I ping therefore I am

gyraf

Re: Compressor Attack Release Time Measurment
« Reply #5 on: August 09, 2018, 04:57:17 AM »
There is simply no common-ground to how manufacturers specify attack/release timing. I was once told that our national radio DR (who are responsible for the rather high quality of Traditional Danish Audio Stuff) once made a whitepaper addressing this problem, but I never managed to dig it up.

If you decide to try going the measurement way, please keep in mind that timing is co-affected by the ratio setting in feedback architecture compression - which makes the number you come up with even less informative ;D

On the other hand, if it's just for relative work, comparison and/or go/nogo in calibration, then I'd go with the above-mentioned 10%>90% transition timing.
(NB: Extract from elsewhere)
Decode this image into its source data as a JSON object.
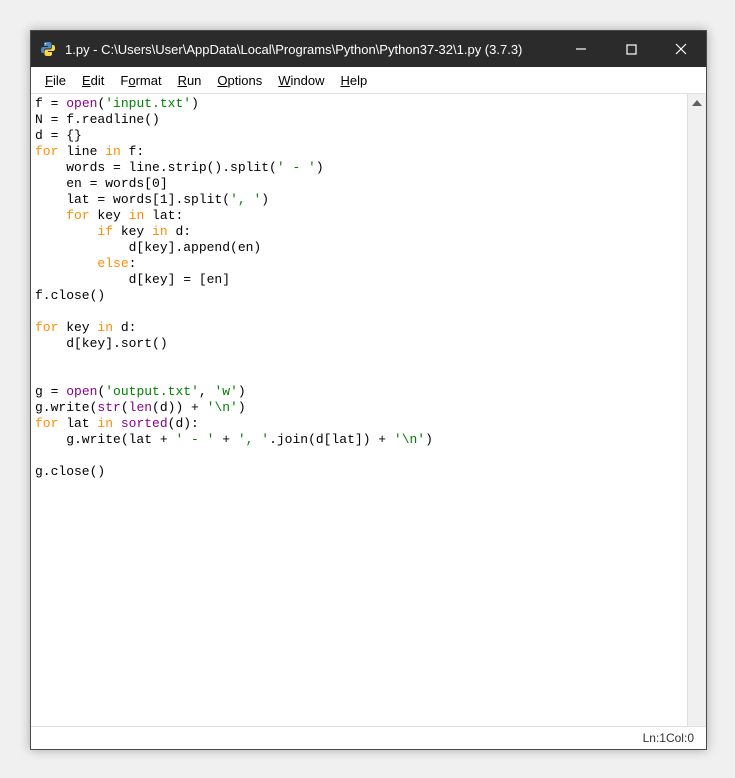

In a fairchild-style compressor, you'll still have to keep ratio the same for comparable results..

Jakob E.
« Last Edit: August 09, 2018, 05:01:06 AM by gyraf »
..note to self: don't let Harman run your company..

Audio1Man

Re: Compressor Attack Release Time Measurment
« Reply #6 on: August 09, 2018, 01:51:18 PM »
Does anyone have a test already made up for an Audio Precision One that can give me an accurate reading for attack and release for a compressor? Guessing it would be a burst and an amplitude/time measurement. I could wrestle around with it and figure something out eventually but if anyone has gone down this road already, I'd appreciate some advice.

Thanks!
PM me and I can walk you through the process.
Duke

JohnRoberts

Re: Compressor Attack Release Time Measurment
« Reply #7 on: August 10, 2018, 01:32:25 PM »
Over the decades I killed many brain cells designing sundry side chains for dynamics processing. Probably a little more work on companding noise reductions than single ended dynamics but it is all pursuing the same end point... smooth gain changes in response to changing levels, without audible artifacts.

In many cases I incorporated adaptive level dependant, nonlinear attack and release mechanisms. Human hearing perceives large and small level changes differently, not to mention so time interval phenomenon, that can be incorporated into side chains to make them more transparent to human listeners.

The bad news is there is no way a single number could characterize attack or release for all, let alone most, such cases using nonlinear sidechain tricks.  I put numbers on some compressor controls because the market expected numbers, but when I could I just labelled controls with fast and slow ends.

 JR

PS: There is merit is quantifying some side chains for comparison between builds, but be very certain to use identical stimulus signals for such measurements.  I built a custom tone burst box with zero crossing synchronization and multiple adjustments to properly exercise side chains when designing circuits using them.
John Roberts
http://circularscience.com
Tune it, or don't play it...

benb

Re: Compressor Attack Release Time Measurment
« Reply #8 on: August 10, 2018, 02:30:10 PM »
Here's the standard electrical RC-time-constant thing:

https://en.wikipedia.org/wiki/RC_time_constant

And as said, compressors (or "good sounding" compressors) don't follow the ideal exponential decay of a capacitor discharging through a resistor, but the time for a 63 percent change can still be a decent measure that you put on the front panel for different attack/release settings.

It's common to cascade several compressors, often with different attack timings as well as different compression ratios, and this could conceivably be done in the sidechain of a single compressor. Optical ("Vactrol"-based) compressors are inherently nonlinear in several ways, and thus (even) harder to measure  - several short repeated attacks and releases have different time constants than the first signal after a period of silence.

But you can measure the time constant and end up with a "number" (with a larger number meaning a longer attack or release) even though this number may be only grossly comparable between different compressors.

 

Related Topics

  Subject / Started by Replies Last post
1 Replies
1404 Views
Last post May 07, 2006, 12:22:42 PM
by tony dB
15 Replies
5503 Views
Last post December 25, 2008, 07:01:14 PM
by Larrchild
11 Replies
2934 Views
Last post January 05, 2012, 12:38:09 PM
by JohnRoberts
6 Replies
1952 Views
Last post January 05, 2012, 01:14:16 AM
by alexc